To some, headphones are just another form of noise and distraction and not a solution to the problem.
So how about a library? Corporate space with study carrels and dead tree of a vaguely useful nature (books in mass on shelves absorb a lot of sound).
Oh sure, it's all well and good to whine about offices not being the way you like. While we're at it, I'd also like shorter work weeks and higher pay.
If adjustable sitting/standing desks are all the rage nowadays, how about cubicle walls that raise/lower (all the way to the ceiling)? Scrum time? Lower the walls. Need a bit of quiet contemplation? Shields up!
I'll bet that somebody with better time/money/smarts/connections/looks/luck/location than me could get funding for this invention ;)
That's what docking stations are for.
The vertically adjustable cubicle walls sound neat, though.
So, open floorplan sucks, cubicles suck even more, can't give everyone offices (reduces collaborative work). WTF is one to do?
Idea: what about movable wall sections to complement this? Whenever you want to go heads-down, move a few partitions to your desk and block everything else out.
Note that I did't say put your music on, headphones are enough to say 'do not disturb'
Currently, some at my company use unused meeting rooms as quiet space but generally prefer an open environment, with headphones on or off. A growing number prefer a casual, social environment like couches and tables rather than desks.
A strong influencing factor is the amount of collaborative work. Those who are working alone on projects tend to be solitary, while those who make many collaborative decisions want to be closer to others. This may reduce the need for formal meetings, which allocate blocks of time for a whole group that may not be necessary or efficient.
I just can't imagine going back to cubicles, or isolation. The distraction I get is more than made up for by the camaraderie and communication that naturally occurs. Although to be fair I've never been in a seriously dense open office environment -- that might change my perspective.
I was apprehensive moving from cubicles to open space, but I actually find that I appreciate the social aspect of it. I'd rather not be alone all day in my tiny enclosed corner of the world. There's a good reason movies like Office Space exist.
That said, I think all it would take is one successful lawsuit alleging such damage and the open office plan would die a quick and merciful death.
Aren't you supposed to be doing focused work all day?

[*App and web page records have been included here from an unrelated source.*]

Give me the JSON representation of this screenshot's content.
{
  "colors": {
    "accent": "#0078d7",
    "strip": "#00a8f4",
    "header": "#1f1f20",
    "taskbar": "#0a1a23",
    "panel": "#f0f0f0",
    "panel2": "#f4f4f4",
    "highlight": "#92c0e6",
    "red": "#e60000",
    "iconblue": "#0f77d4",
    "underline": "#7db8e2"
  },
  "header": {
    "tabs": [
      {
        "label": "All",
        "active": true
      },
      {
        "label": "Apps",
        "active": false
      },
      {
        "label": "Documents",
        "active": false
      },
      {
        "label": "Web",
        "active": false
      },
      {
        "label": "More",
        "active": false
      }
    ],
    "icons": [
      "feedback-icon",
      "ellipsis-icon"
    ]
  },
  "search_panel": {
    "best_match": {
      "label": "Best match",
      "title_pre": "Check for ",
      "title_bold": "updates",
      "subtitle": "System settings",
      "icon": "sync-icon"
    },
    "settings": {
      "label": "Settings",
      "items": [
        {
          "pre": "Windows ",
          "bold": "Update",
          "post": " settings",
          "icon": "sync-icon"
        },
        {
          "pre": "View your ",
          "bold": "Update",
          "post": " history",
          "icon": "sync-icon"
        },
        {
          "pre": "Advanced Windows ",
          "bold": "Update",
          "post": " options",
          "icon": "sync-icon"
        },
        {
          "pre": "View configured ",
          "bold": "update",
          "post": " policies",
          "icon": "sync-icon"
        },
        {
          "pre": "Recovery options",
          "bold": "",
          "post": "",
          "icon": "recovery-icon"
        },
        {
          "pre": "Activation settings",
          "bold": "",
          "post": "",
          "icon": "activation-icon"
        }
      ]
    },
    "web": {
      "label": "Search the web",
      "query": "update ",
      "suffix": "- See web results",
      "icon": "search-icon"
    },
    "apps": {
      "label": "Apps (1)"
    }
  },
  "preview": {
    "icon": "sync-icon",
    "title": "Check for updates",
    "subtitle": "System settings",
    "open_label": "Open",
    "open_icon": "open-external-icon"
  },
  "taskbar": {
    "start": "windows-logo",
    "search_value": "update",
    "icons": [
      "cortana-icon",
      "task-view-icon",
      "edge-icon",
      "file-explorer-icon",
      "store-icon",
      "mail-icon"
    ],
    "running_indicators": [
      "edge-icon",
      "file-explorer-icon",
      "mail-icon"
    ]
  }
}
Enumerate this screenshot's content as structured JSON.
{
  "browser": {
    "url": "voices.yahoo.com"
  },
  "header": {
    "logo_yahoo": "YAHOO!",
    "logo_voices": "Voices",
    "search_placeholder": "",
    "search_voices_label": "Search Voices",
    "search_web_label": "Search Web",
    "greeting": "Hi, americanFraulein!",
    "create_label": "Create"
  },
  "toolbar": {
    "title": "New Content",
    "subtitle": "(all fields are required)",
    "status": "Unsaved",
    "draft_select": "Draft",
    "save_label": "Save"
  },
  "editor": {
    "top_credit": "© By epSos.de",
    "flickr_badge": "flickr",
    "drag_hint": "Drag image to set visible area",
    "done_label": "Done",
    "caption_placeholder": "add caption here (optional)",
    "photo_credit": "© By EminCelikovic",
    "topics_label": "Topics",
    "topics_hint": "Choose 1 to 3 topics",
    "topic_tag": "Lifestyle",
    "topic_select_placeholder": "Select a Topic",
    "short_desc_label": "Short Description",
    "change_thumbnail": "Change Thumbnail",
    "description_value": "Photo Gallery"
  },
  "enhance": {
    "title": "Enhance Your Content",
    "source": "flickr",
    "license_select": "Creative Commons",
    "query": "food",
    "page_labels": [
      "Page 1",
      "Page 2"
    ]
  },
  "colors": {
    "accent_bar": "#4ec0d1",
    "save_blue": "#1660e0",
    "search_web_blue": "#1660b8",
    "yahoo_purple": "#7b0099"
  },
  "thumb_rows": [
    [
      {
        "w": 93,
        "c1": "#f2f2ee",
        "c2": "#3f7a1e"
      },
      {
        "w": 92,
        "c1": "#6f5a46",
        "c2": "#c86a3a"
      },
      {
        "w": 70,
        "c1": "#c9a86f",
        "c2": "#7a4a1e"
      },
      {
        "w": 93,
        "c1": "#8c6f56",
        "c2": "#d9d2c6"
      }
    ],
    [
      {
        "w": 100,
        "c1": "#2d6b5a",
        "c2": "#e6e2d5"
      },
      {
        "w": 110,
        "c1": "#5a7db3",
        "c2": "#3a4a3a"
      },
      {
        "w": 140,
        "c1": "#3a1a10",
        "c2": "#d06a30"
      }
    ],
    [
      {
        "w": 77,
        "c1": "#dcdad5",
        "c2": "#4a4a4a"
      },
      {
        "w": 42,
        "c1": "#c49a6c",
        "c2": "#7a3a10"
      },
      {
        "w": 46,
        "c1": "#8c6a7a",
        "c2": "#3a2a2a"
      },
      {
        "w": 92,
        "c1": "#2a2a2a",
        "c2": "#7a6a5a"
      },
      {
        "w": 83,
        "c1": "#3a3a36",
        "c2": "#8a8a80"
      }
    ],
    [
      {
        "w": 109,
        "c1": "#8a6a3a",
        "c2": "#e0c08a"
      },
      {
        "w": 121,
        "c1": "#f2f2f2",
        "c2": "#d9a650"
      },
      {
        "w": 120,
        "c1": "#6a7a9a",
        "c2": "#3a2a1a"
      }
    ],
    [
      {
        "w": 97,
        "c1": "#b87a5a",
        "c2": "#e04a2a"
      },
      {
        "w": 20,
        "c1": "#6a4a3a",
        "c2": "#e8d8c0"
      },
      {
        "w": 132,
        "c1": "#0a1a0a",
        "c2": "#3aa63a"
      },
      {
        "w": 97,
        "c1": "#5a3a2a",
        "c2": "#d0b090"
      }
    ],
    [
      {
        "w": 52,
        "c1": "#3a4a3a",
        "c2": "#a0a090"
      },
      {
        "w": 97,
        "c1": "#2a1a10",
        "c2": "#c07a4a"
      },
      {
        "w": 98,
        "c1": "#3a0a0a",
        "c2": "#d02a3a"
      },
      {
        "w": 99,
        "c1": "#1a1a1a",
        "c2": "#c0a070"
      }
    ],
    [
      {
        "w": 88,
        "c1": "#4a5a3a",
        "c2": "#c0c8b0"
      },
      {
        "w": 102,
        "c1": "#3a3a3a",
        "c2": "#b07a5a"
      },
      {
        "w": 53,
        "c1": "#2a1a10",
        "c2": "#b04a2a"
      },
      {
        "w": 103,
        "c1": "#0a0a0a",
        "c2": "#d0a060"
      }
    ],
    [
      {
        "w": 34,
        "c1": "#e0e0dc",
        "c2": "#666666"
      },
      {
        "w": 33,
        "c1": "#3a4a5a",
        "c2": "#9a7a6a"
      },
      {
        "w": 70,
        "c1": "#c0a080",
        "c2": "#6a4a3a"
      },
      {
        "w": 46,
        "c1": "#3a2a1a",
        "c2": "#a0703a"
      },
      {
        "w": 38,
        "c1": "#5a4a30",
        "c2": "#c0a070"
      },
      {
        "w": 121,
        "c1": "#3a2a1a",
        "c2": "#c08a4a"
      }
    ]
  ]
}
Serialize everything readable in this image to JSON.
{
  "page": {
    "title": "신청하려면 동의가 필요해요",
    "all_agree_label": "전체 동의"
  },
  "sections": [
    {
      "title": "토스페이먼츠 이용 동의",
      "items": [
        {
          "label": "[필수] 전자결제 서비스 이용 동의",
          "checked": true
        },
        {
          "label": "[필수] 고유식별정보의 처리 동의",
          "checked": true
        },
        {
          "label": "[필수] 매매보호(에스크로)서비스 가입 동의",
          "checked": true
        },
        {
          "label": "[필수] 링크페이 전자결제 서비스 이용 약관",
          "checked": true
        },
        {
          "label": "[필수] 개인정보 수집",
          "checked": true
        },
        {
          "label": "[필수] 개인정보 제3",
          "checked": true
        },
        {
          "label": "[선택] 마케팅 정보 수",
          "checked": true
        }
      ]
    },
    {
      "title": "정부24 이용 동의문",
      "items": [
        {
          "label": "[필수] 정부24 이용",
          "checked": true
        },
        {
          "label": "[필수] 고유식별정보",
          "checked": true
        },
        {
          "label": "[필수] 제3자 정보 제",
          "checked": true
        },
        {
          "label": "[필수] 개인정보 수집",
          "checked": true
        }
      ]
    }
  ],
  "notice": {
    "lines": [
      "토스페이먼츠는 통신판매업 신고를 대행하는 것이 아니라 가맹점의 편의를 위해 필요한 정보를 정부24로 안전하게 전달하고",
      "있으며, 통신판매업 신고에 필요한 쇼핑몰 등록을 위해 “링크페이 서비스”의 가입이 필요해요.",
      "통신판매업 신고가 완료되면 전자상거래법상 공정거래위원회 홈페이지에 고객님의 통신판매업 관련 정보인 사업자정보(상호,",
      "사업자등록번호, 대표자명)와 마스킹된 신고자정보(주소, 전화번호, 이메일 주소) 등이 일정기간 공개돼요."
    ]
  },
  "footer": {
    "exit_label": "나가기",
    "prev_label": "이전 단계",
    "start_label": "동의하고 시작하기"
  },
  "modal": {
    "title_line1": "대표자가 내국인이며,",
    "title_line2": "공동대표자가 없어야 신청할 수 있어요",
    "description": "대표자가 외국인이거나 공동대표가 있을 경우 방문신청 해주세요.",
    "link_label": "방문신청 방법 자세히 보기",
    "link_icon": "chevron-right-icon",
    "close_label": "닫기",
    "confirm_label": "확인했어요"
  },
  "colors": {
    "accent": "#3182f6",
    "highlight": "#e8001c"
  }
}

The "social aspect of it?" Again, you're at work. Work is for working. I don't want to socialize at work, I want to get my job done and go home. That's what I'm being paid to do.